Lawmakers aim to curb purchase card abuse

Legislation intended to crack down on misuse of government purchase and travel cards was introduced Thursday in both the House and Senate.

Sen. Charles Grassley, R-Iowa, and Rep. Joe Wilson, R-S.C. are the primary sponsors of the bills, which would require agencies to improve internal controls of their card programs. Among other things, the legislation would require agencies to periodically review whether an employee actually needs a card. It also calls on each agency inspector general to routinely audit card programs. The lawmakers also want agencies to conduct credit checks on employees before issuing them cards.

The legislation would also require agencies to establish stiff penalties for employees who misuse their cards. These penalties could include docking pay or referring cases to the Justice Department.

Grassley has been on a crusade for the past four years, asking the General Accounting Office to look into card programs at various agencies and departments. GAO has uncovered millions of dollars in inappropriate expenditures.

"Hardworking Americans are paying for government employees' Christmas shopping," Grassley said. "Purchase cards are intended to be used to purchase supplies or other items needed by a government agency. . . . It's hard to justify payments on a sapphire ring, kitchen appliances and gift certificates to department stores as necessary office expenses."

Efforts to improve internal controls of card programs are haphazard, according to Linda Calbom, GAO's director of financial management and assurance. Some agencies are doing a good job, while some are not. Calbom did not comment on specific provisions in the legislation. Nearly all of GAO's reports on card programs during the past couple of years have cited faulty internal controls as the primary culprit for inappropriate expenditures.

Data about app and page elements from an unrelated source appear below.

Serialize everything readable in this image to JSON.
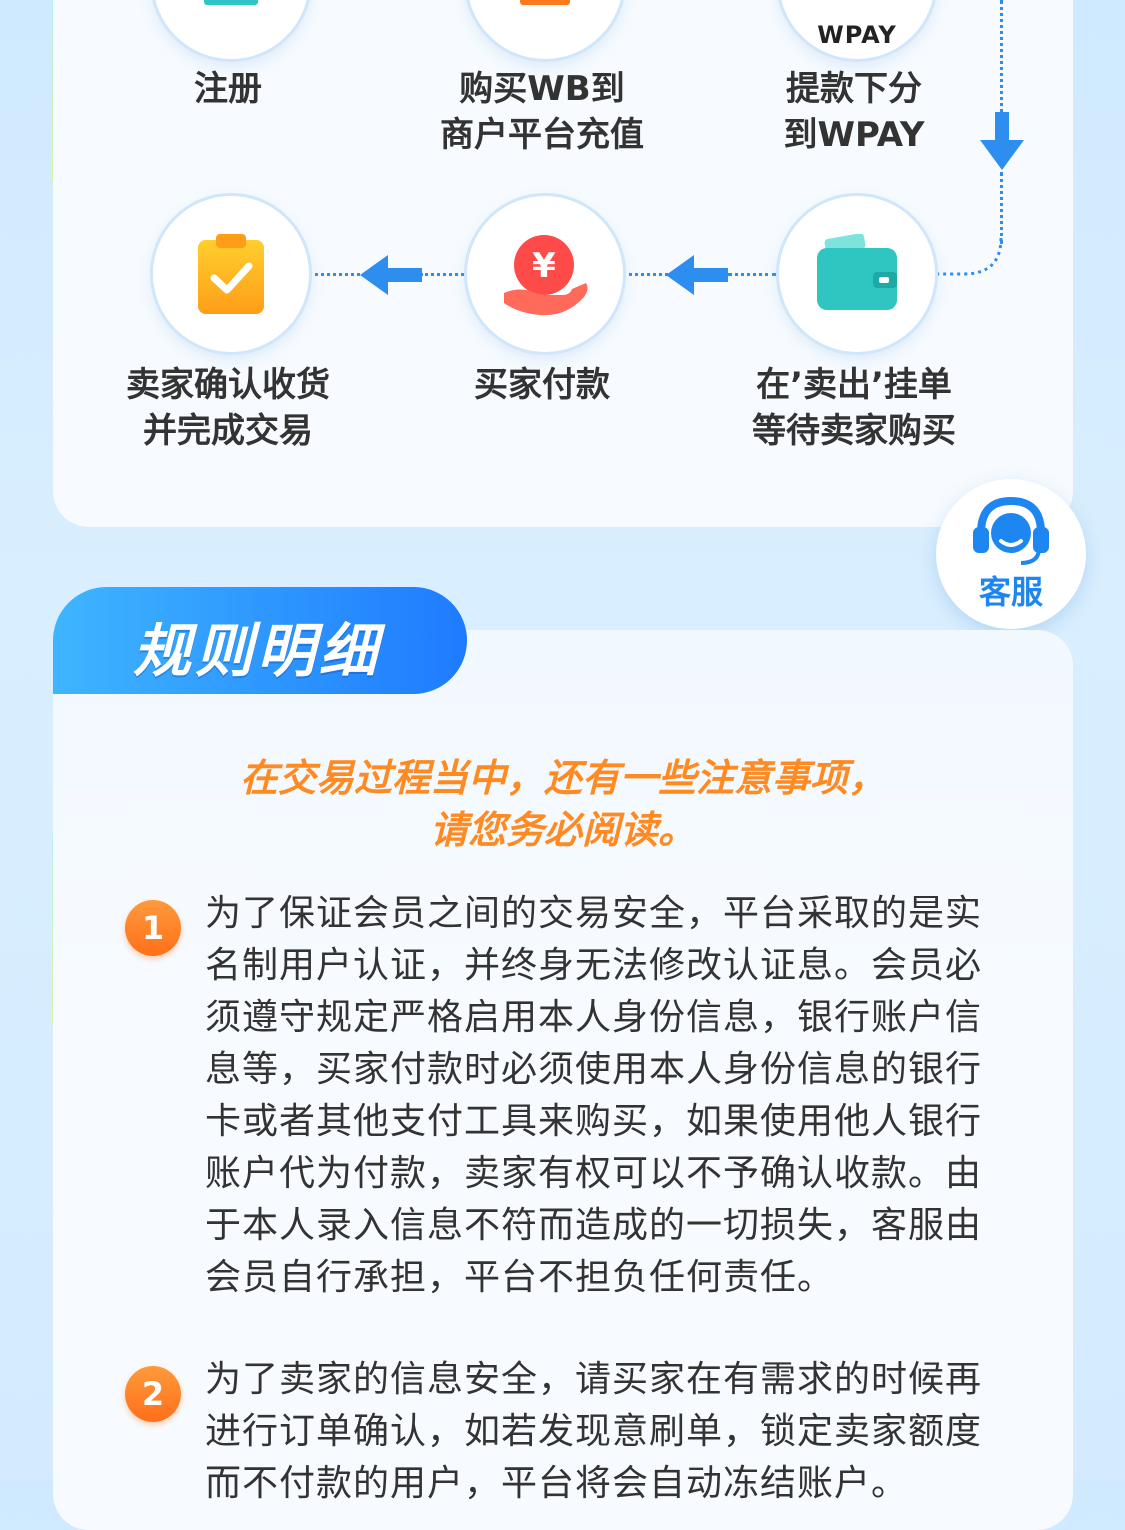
{
  "flow": {
    "row1": [
      {
        "label": "注册"
      },
      {
        "label": "购买WB到\n商户平台充值"
      },
      {
        "label": "提款下分\n到WPAY",
        "badge_text": "WPAY"
      }
    ],
    "row2": [
      {
        "label": "卖家确认收货\n并完成交易",
        "icon": "clipboard-check-icon"
      },
      {
        "label": "买家付款",
        "icon": "yuan-hand-icon",
        "glyph": "¥"
      },
      {
        "label": "在’卖出’挂单\n等待卖家购买",
        "icon": "wallet-icon"
      }
    ]
  },
  "customer_service": {
    "label": "客服",
    "icon": "headset-agent-icon"
  },
  "rules": {
    "title": "规则明细",
    "intro_line1": "在交易过程当中，还有一些注意事项，",
    "intro_line2": "请您务必阅读。",
    "items": [
      {
        "num": "1",
        "text": "为了保证会员之间的交易安全，平台采取的是实名制用户认证，并终身无法修改认证息。会员必须遵守规定严格启用本人身份信息，银行账户信息等，买家付款时必须使用本人身份信息的银行卡或者其他支付工具来购买，如果使用他人银行账户代为付款，卖家有权可以不予确认收款。由于本人录入信息不符而造成的一切损失，客服由会员自行承担，平台不担负任何责任。"
      },
      {
        "num": "2",
        "text": "为了卖家的信息安全，请买家在有需求的时候再进行订单确认，如若发现意刷单，锁定卖家额度而不付款的用户，平台将会自动冻结账户。"
      }
    ]
  },
  "colors": {
    "accent_blue": "#1e86f0",
    "accent_orange": "#ff8a22",
    "teal": "#2fc6c2"
  }
}
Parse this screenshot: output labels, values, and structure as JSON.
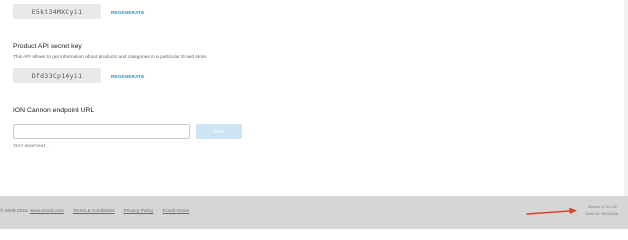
{
  "top_key": {
    "value": "E5kt34MXCyi1",
    "regenerate_label": "REGENERATE"
  },
  "product_api": {
    "title": "Product API secret key",
    "description": "This API allows to get information about products and categories in a particular Ecwid store.",
    "key_value": "Dfd33Cp14yi1",
    "regenerate_label": "REGENERATE"
  },
  "ion_cannon": {
    "title": "ION Cannon endpoint URL",
    "url_value": "",
    "url_placeholder": "",
    "save_label": "Save",
    "test_label": "TEST ENDPOINT..."
  },
  "footer": {
    "copyright_prefix": "© 2009-2015",
    "links": [
      "www.ecwid.com",
      "Terms & Conditions",
      "Privacy Policy",
      "Ecwid Home"
    ],
    "version": "Version 17.11.437",
    "store_id": "Store ID: 99013048"
  },
  "colors": {
    "link_blue": "#2d8cc8",
    "save_disabled": "#cde4f5",
    "footer_bg": "#d6d6d6",
    "arrow_red": "#d9452b"
  }
}
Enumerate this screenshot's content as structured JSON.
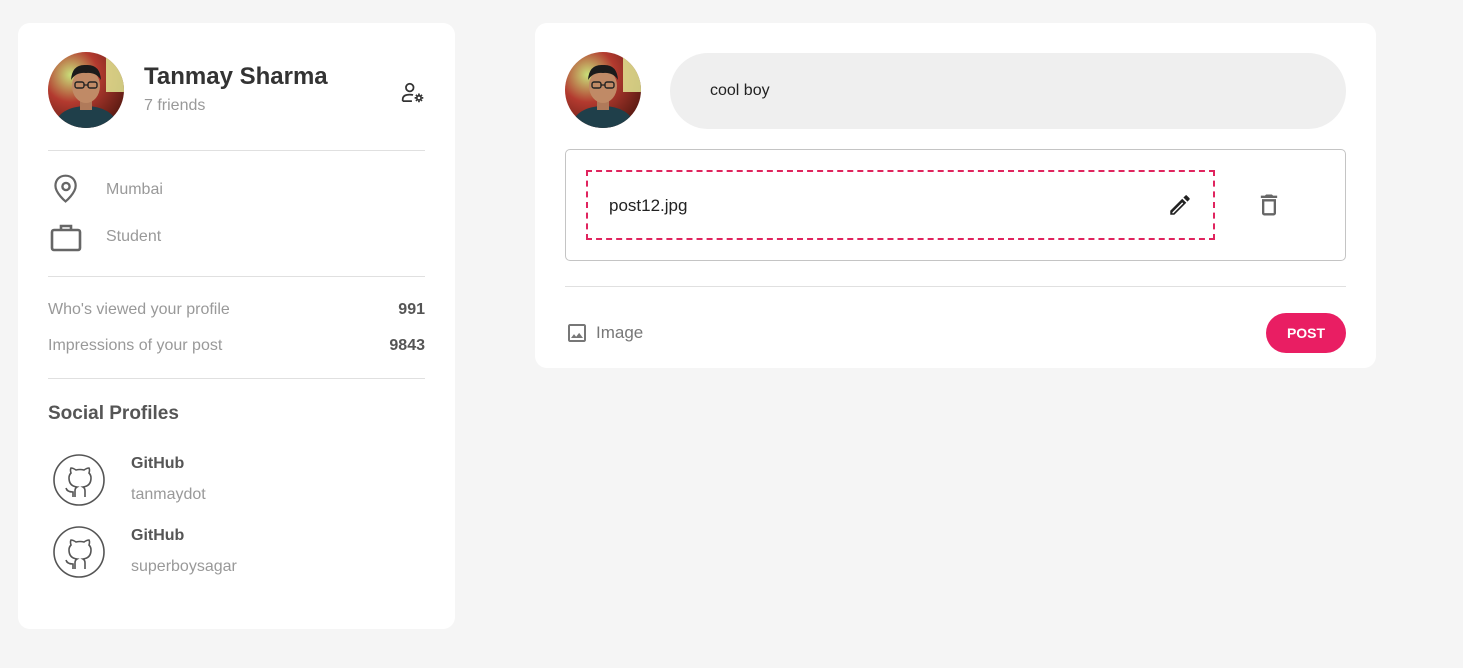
{
  "profile": {
    "name": "Tanmay Sharma",
    "friends": "7 friends",
    "location": "Mumbai",
    "occupation": "Student",
    "stats": [
      {
        "label": "Who's viewed your profile",
        "value": "991"
      },
      {
        "label": "Impressions of your post",
        "value": "9843"
      }
    ],
    "social_title": "Social Profiles",
    "socials": [
      {
        "platform": "GitHub",
        "handle": "tanmaydot",
        "icon": "github-icon"
      },
      {
        "platform": "GitHub",
        "handle": "superboysagar",
        "icon": "github-icon"
      }
    ]
  },
  "composer": {
    "input_value": "cool boy",
    "attachment": {
      "file_name": "post12.jpg"
    },
    "image_label": "Image",
    "post_label": "POST"
  },
  "colors": {
    "accent": "#e91e63",
    "background": "#f5f5f5",
    "card": "#ffffff",
    "muted_text": "#999999"
  }
}
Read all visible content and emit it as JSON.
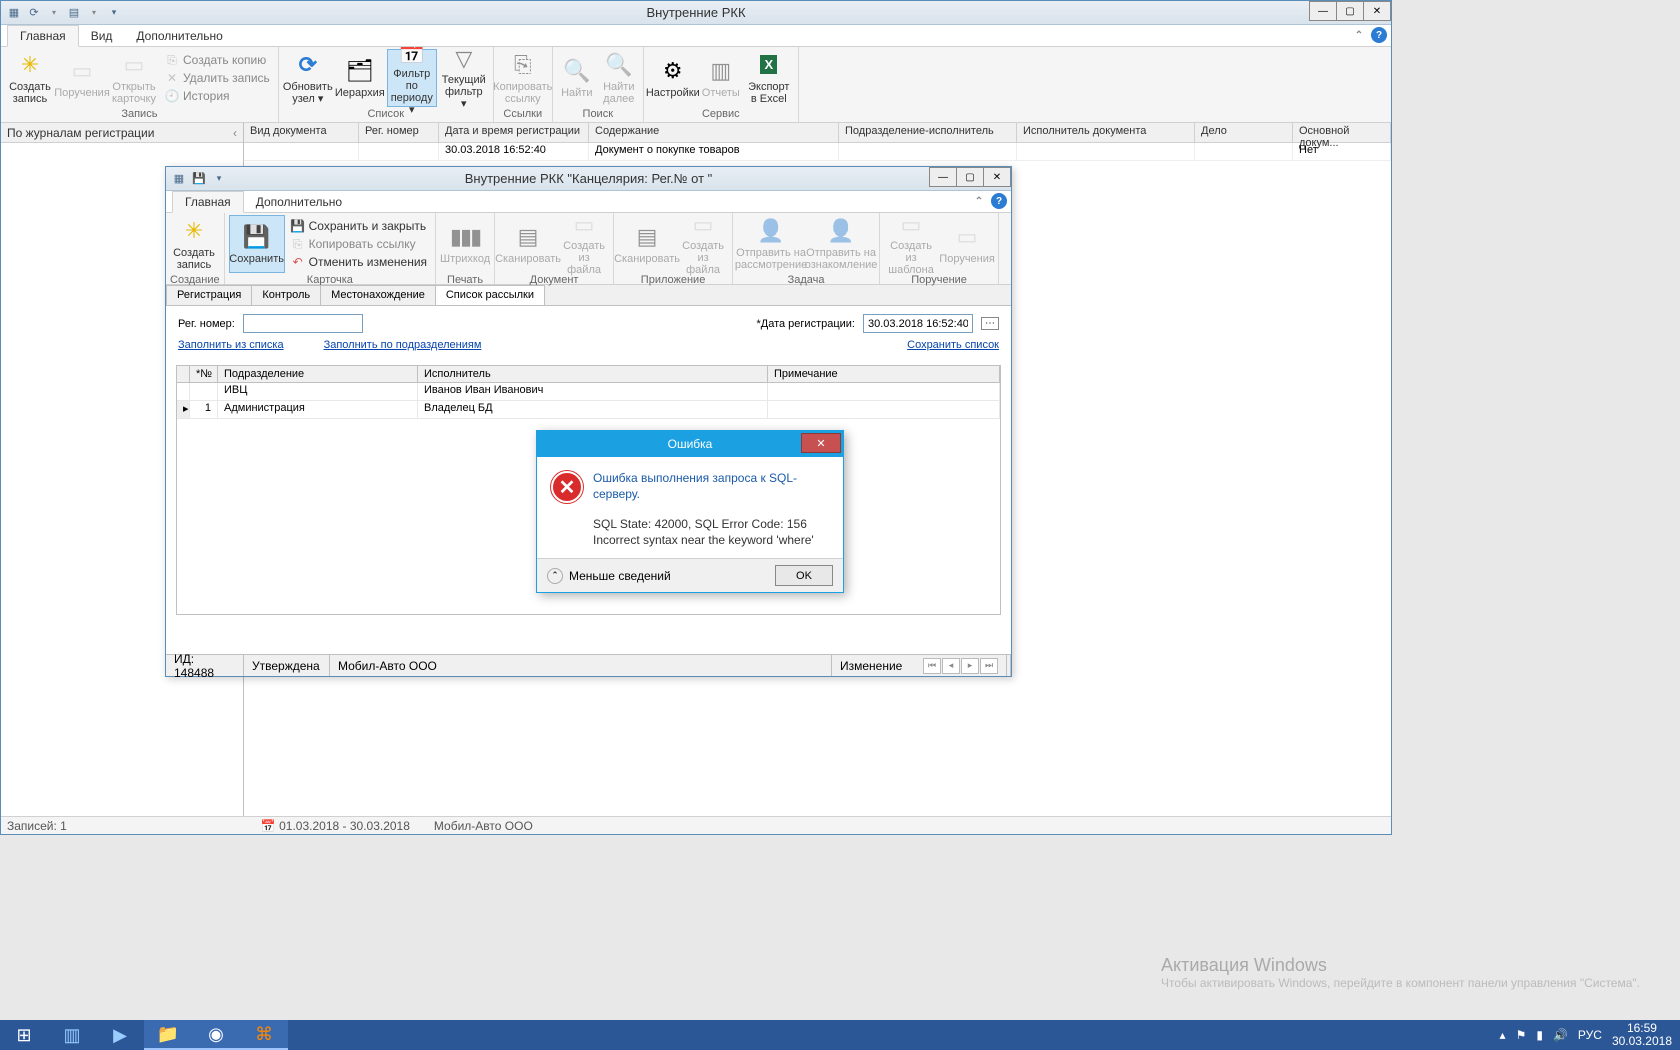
{
  "main": {
    "title": "Внутренние РКК",
    "tabs": [
      "Главная",
      "Вид",
      "Дополнительно"
    ],
    "ribbon": {
      "g1": {
        "label": "Запись",
        "btns": [
          {
            "l": "Создать запись"
          },
          {
            "l": "Поручения"
          },
          {
            "l": "Открыть карточку"
          }
        ],
        "small": [
          "Создать копию",
          "Удалить запись",
          "История"
        ]
      },
      "g2": {
        "label": "Список",
        "btns": [
          {
            "l": "Обновить узел ▾"
          },
          {
            "l": "Иерархия"
          },
          {
            "l": "Фильтр по периоду ▾"
          },
          {
            "l": "Текущий фильтр ▾"
          }
        ]
      },
      "g3": {
        "label": "Ссылки",
        "btns": [
          {
            "l": "Копировать ссылку"
          }
        ]
      },
      "g4": {
        "label": "Поиск",
        "btns": [
          {
            "l": "Найти"
          },
          {
            "l": "Найти далее"
          }
        ]
      },
      "g5": {
        "label": "Сервис",
        "btns": [
          {
            "l": "Настройки"
          },
          {
            "l": "Отчеты"
          },
          {
            "l": "Экспорт в Excel"
          }
        ]
      }
    },
    "leftpane_hdr": "По журналам регистрации",
    "grid_cols": [
      "Вид документа",
      "Рег. номер",
      "Дата и время регистрации",
      "Содержание",
      "Подразделение-исполнитель",
      "Исполнитель документа",
      "Дело",
      "Основной докум..."
    ],
    "grid_row": {
      "date": "30.03.2018 16:52:40",
      "content": "Документ о покупке товаров",
      "main": "Нет"
    },
    "status": {
      "records": "Записей: 1",
      "period": "01.03.2018 - 30.03.2018",
      "org": "Мобил-Авто ООО"
    }
  },
  "child": {
    "title": "Внутренние РКК \"Канцелярия: Рег.№  от \"",
    "tabs": [
      "Главная",
      "Дополнительно"
    ],
    "ribbon": {
      "g1": {
        "label": "Создание",
        "btn": "Создать запись"
      },
      "g2": {
        "label": "Карточка",
        "btn": "Сохранить",
        "small": [
          "Сохранить и закрыть",
          "Копировать ссылку",
          "Отменить изменения"
        ]
      },
      "g3": {
        "label": "Печать",
        "btn": "Штрихкод"
      },
      "g4": {
        "label": "Документ",
        "btns": [
          "Сканировать",
          "Создать из файла"
        ]
      },
      "g5": {
        "label": "Приложение",
        "btns": [
          "Сканировать",
          "Создать из файла"
        ]
      },
      "g6": {
        "label": "Задача",
        "btns": [
          "Отправить на рассмотрение",
          "Отправить на ознакомление"
        ]
      },
      "g7": {
        "label": "Поручение",
        "btns": [
          "Создать из шаблона",
          "Поручения"
        ]
      }
    },
    "form_tabs": [
      "Регистрация",
      "Контроль",
      "Местонахождение",
      "Список рассылки"
    ],
    "form": {
      "reg_label": "Рег. номер:",
      "date_label": "*Дата регистрации:",
      "date_value": "30.03.2018 16:52:40",
      "link1": "Заполнить из списка",
      "link2": "Заполнить по подразделениям",
      "link3": "Сохранить список"
    },
    "grid": {
      "cols": [
        "*№",
        "Подразделение",
        "Исполнитель",
        "Примечание"
      ],
      "rows": [
        {
          "n": "",
          "dept": "ИВЦ",
          "exec": "Иванов Иван Иванович",
          "note": ""
        },
        {
          "n": "1",
          "dept": "Администрация",
          "exec": "Владелец БД",
          "note": ""
        }
      ]
    },
    "status": {
      "id": "ИД: 148488",
      "approved": "Утверждена",
      "org": "Мобил-Авто ООО",
      "change": "Изменение"
    }
  },
  "error": {
    "title": "Ошибка",
    "msg": "Ошибка выполнения запроса к SQL-серверу.",
    "detail1": "SQL State: 42000, SQL Error Code: 156",
    "detail2": "Incorrect syntax near the keyword 'where'",
    "less": "Меньше сведений",
    "ok": "OK"
  },
  "watermark": {
    "t1": "Активация Windows",
    "t2": "Чтобы активировать Windows, перейдите в компонент панели управления \"Система\"."
  },
  "tray": {
    "lang": "РУС",
    "time": "16:59",
    "date": "30.03.2018"
  }
}
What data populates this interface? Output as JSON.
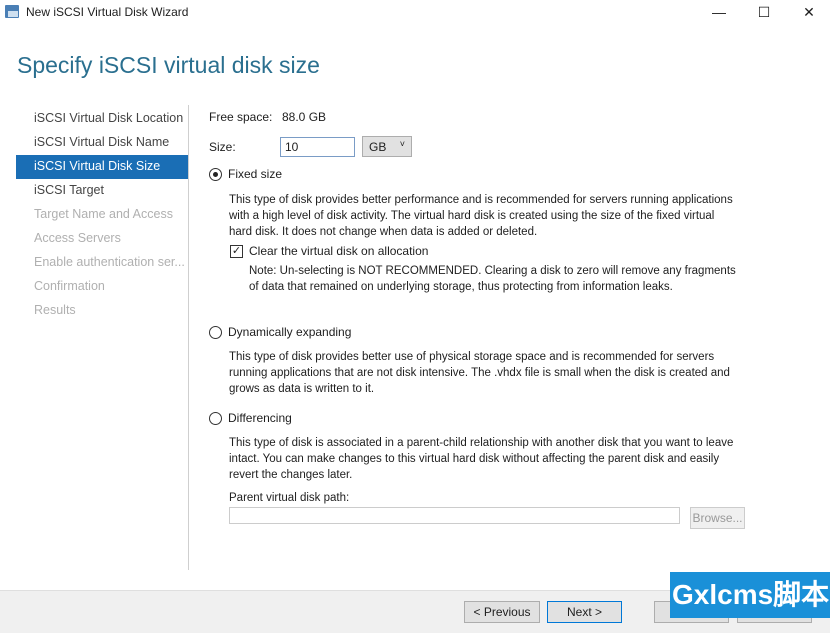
{
  "window": {
    "title": "New iSCSI Virtual Disk Wizard",
    "minimize": "—",
    "maximize": "☐",
    "close": "✕"
  },
  "header": {
    "title": "Specify iSCSI virtual disk size"
  },
  "nav": {
    "items": [
      {
        "label": "iSCSI Virtual Disk Location",
        "state": "done"
      },
      {
        "label": "iSCSI Virtual Disk Name",
        "state": "done"
      },
      {
        "label": "iSCSI Virtual Disk Size",
        "state": "selected"
      },
      {
        "label": "iSCSI Target",
        "state": "enabled"
      },
      {
        "label": "Target Name and Access",
        "state": "disabled"
      },
      {
        "label": "Access Servers",
        "state": "disabled"
      },
      {
        "label": "Enable authentication ser...",
        "state": "disabled"
      },
      {
        "label": "Confirmation",
        "state": "disabled"
      },
      {
        "label": "Results",
        "state": "disabled"
      }
    ]
  },
  "main": {
    "free_space_label": "Free space:",
    "free_space_value": "88.0 GB",
    "size_label": "Size:",
    "size_value": "10",
    "unit": "GB",
    "fixed": {
      "label": "Fixed size",
      "selected": true,
      "desc": "This type of disk provides better performance and is recommended for servers running applications with a high level of disk activity. The virtual hard disk is created using the size of the fixed virtual hard disk. It does not change when data is added or deleted."
    },
    "clear": {
      "label": "Clear the virtual disk on allocation",
      "checked": true,
      "note": "Note: Un-selecting is NOT RECOMMENDED. Clearing a disk to zero will remove any fragments of data that remained on underlying storage, thus protecting from information leaks."
    },
    "dynamic": {
      "label": "Dynamically expanding",
      "selected": false,
      "desc": "This type of disk provides better use of physical storage space and is recommended for servers running applications that are not disk intensive. The .vhdx file is small when the disk is created and grows as data is written to it."
    },
    "diff": {
      "label": "Differencing",
      "selected": false,
      "desc": "This type of disk is associated in a parent-child relationship with another disk that you want to leave intact. You can make changes to this virtual hard disk without affecting the parent disk and easily revert the changes later."
    },
    "parent_label": "Parent virtual disk path:",
    "parent_value": "",
    "browse": "Browse..."
  },
  "footer": {
    "previous": "< Previous",
    "next": "Next >"
  },
  "watermark": "Gxlcms脚本"
}
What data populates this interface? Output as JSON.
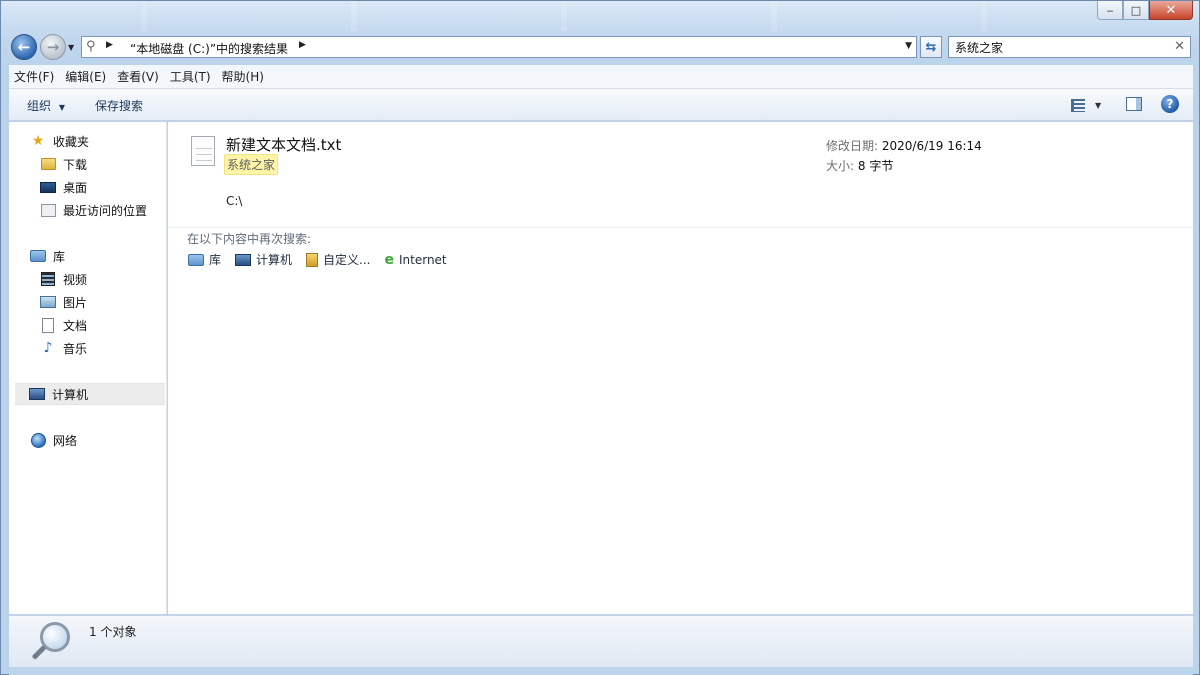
{
  "window": {
    "minimize_label": "‒",
    "maximize_label": "□",
    "close_label": "✕"
  },
  "address_bar": {
    "path": "“本地磁盘 (C:)”中的搜索结果"
  },
  "search": {
    "value": "系统之家"
  },
  "menu": [
    "文件(F)",
    "编辑(E)",
    "查看(V)",
    "工具(T)",
    "帮助(H)"
  ],
  "command_bar": {
    "organize_label": "组织",
    "save_search_label": "保存搜索",
    "help_label": "?"
  },
  "nav": {
    "favorites": "收藏夹",
    "downloads": "下载",
    "desktop": "桌面",
    "recent": "最近访问的位置",
    "libraries": "库",
    "videos": "视频",
    "pictures": "图片",
    "documents": "文档",
    "music": "音乐",
    "computer": "计算机",
    "network": "网络"
  },
  "result": {
    "file_name": "新建文本文档.txt",
    "tag": "系统之家",
    "path": "C:\\",
    "modified_label": "修改日期:",
    "modified_value": "2020/6/19 16:14",
    "size_label": "大小:",
    "size_value": "8 字节"
  },
  "search_again": {
    "label": "在以下内容中再次搜索:",
    "library": "库",
    "computer": "计算机",
    "custom": "自定义...",
    "internet": "Internet"
  },
  "status": {
    "count": "1 个对象"
  }
}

The General Services Administration is putting the finishing touches on a best practices manual to help agencies better manage their card programs. The agency expects to publish the manual later this fall. Wilson commended GSA for its efforts, but said Congress cannot wait to see if agencies will adopt the best practices. He said it is necessary for agencies to improve their performance now.